#### TASK GOAL:
Print every line of the data exactly as shown.

++++

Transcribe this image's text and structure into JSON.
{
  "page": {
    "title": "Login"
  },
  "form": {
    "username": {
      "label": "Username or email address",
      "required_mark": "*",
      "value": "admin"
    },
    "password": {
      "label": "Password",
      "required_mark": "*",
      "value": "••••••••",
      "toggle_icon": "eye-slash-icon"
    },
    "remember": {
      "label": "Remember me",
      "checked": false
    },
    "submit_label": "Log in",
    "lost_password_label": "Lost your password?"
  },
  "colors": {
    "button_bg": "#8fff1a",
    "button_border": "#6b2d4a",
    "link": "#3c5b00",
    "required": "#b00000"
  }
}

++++

#### RESULT OF THIS TASK:
Transcribe this image's text and structure into JSON.
{
  "page": {
    "title": "Login"
  },
  "form": {
    "username": {
      "label": "Username or email address",
      "required_mark": "*",
      "value": "admin"
    },
    "password": {
      "label": "Password",
      "required_mark": "*",
      "value": "••••••••",
      "toggle_icon": "eye-slash-icon"
    },
    "remember": {
      "label": "Remember me",
      "checked": false
    },
    "submit_label": "Log in",
    "lost_password_label": "Lost your password?"
  },
  "colors": {
    "button_bg": "#8fff1a",
    "button_border": "#6b2d4a",
    "link": "#3c5b00",
    "required": "#b00000"
  }
}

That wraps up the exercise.